» What is expected
The data must be returned exactly. No line may be left out.

== Provided information

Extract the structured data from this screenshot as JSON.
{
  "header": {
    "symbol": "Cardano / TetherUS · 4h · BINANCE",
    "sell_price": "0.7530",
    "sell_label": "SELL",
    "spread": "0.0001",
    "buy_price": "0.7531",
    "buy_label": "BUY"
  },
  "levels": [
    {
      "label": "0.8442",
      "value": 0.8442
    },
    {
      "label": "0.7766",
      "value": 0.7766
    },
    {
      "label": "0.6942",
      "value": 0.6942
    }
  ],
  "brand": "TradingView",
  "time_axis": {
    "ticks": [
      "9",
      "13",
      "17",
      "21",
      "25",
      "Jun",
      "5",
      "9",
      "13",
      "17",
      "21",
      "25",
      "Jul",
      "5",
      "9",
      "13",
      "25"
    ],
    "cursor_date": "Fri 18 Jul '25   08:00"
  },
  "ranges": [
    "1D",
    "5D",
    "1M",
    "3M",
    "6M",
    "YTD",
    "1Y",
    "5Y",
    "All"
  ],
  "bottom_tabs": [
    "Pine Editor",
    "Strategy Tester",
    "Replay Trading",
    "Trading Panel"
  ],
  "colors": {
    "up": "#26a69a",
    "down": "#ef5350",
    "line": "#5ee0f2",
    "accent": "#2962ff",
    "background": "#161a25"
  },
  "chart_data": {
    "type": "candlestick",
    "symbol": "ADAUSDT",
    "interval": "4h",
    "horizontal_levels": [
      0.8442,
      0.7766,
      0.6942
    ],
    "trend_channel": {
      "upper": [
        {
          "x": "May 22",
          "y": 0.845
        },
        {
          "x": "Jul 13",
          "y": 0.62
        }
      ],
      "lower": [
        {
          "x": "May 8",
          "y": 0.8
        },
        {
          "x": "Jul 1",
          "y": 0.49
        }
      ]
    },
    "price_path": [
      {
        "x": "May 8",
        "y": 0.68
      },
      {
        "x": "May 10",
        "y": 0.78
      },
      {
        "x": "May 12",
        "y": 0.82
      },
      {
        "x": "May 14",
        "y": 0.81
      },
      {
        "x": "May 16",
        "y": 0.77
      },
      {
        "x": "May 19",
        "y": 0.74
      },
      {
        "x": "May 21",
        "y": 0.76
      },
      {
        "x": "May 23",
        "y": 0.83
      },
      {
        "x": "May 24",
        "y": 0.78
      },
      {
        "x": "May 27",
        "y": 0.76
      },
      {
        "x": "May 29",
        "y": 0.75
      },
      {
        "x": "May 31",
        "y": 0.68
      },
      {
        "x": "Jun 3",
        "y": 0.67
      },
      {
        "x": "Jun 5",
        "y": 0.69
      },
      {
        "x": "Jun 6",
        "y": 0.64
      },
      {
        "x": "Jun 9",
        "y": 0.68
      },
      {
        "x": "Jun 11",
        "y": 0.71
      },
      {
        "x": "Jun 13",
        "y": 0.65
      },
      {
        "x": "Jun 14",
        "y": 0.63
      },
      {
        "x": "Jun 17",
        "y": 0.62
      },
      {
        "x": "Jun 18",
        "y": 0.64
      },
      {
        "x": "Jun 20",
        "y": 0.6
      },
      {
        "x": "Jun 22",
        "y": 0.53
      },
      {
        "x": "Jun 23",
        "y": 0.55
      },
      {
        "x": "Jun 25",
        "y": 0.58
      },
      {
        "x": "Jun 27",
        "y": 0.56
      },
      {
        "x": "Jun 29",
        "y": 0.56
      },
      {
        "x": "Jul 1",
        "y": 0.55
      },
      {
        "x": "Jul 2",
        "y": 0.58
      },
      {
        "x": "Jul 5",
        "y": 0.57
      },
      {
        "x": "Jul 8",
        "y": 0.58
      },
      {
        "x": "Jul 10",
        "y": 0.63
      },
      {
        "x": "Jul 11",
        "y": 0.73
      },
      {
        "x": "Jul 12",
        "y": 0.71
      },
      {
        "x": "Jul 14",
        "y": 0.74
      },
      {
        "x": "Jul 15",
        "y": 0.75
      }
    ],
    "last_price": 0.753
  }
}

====

» Solution for this problem
Extract the structured data from this screenshot as JSON.
{
  "header": {
    "symbol": "Cardano / TetherUS · 4h · BINANCE",
    "sell_price": "0.7530",
    "sell_label": "SELL",
    "spread": "0.0001",
    "buy_price": "0.7531",
    "buy_label": "BUY"
  },
  "levels": [
    {
      "label": "0.8442",
      "value": 0.8442
    },
    {
      "label": "0.7766",
      "value": 0.7766
    },
    {
      "label": "0.6942",
      "value": 0.6942
    }
  ],
  "brand": "TradingView",
  "time_axis": {
    "ticks": [
      "9",
      "13",
      "17",
      "21",
      "25",
      "Jun",
      "5",
      "9",
      "13",
      "17",
      "21",
      "25",
      "Jul",
      "5",
      "9",
      "13",
      "25"
    ],
    "cursor_date": "Fri 18 Jul '25   08:00"
  },
  "ranges": [
    "1D",
    "5D",
    "1M",
    "3M",
    "6M",
    "YTD",
    "1Y",
    "5Y",
    "All"
  ],
  "bottom_tabs": [
    "Pine Editor",
    "Strategy Tester",
    "Replay Trading",
    "Trading Panel"
  ],
  "colors": {
    "up": "#26a69a",
    "down": "#ef5350",
    "line": "#5ee0f2",
    "accent": "#2962ff",
    "background": "#161a25"
  },
  "chart_data": {
    "type": "candlestick",
    "symbol": "ADAUSDT",
    "interval": "4h",
    "horizontal_levels": [
      0.8442,
      0.7766,
      0.6942
    ],
    "trend_channel": {
      "upper": [
        {
          "x": "May 22",
          "y": 0.845
        },
        {
          "x": "Jul 13",
          "y": 0.62
        }
      ],
      "lower": [
        {
          "x": "May 8",
          "y": 0.8
        },
        {
          "x": "Jul 1",
          "y": 0.49
        }
      ]
    },
    "price_path": [
      {
        "x": "May 8",
        "y": 0.68
      },
      {
        "x": "May 10",
        "y": 0.78
      },
      {
        "x": "May 12",
        "y": 0.82
      },
      {
        "x": "May 14",
        "y": 0.81
      },
      {
        "x": "May 16",
        "y": 0.77
      },
      {
        "x": "May 19",
        "y": 0.74
      },
      {
        "x": "May 21",
        "y": 0.76
      },
      {
        "x": "May 23",
        "y": 0.83
      },
      {
        "x": "May 24",
        "y": 0.78
      },
      {
        "x": "May 27",
        "y": 0.76
      },
      {
        "x": "May 29",
        "y": 0.75
      },
      {
        "x": "May 31",
        "y": 0.68
      },
      {
        "x": "Jun 3",
        "y": 0.67
      },
      {
        "x": "Jun 5",
        "y": 0.69
      },
      {
        "x": "Jun 6",
        "y": 0.64
      },
      {
        "x": "Jun 9",
        "y": 0.68
      },
      {
        "x": "Jun 11",
        "y": 0.71
      },
      {
        "x": "Jun 13",
        "y": 0.65
      },
      {
        "x": "Jun 14",
        "y": 0.63
      },
      {
        "x": "Jun 17",
        "y": 0.62
      },
      {
        "x": "Jun 18",
        "y": 0.64
      },
      {
        "x": "Jun 20",
        "y": 0.6
      },
      {
        "x": "Jun 22",
        "y": 0.53
      },
      {
        "x": "Jun 23",
        "y": 0.55
      },
      {
        "x": "Jun 25",
        "y": 0.58
      },
      {
        "x": "Jun 27",
        "y": 0.56
      },
      {
        "x": "Jun 29",
        "y": 0.56
      },
      {
        "x": "Jul 1",
        "y": 0.55
      },
      {
        "x": "Jul 2",
        "y": 0.58
      },
      {
        "x": "Jul 5",
        "y": 0.57
      },
      {
        "x": "Jul 8",
        "y": 0.58
      },
      {
        "x": "Jul 10",
        "y": 0.63
      },
      {
        "x": "Jul 11",
        "y": 0.73
      },
      {
        "x": "Jul 12",
        "y": 0.71
      },
      {
        "x": "Jul 14",
        "y": 0.74
      },
      {
        "x": "Jul 15",
        "y": 0.75
      }
    ],
    "last_price": 0.753
  }
}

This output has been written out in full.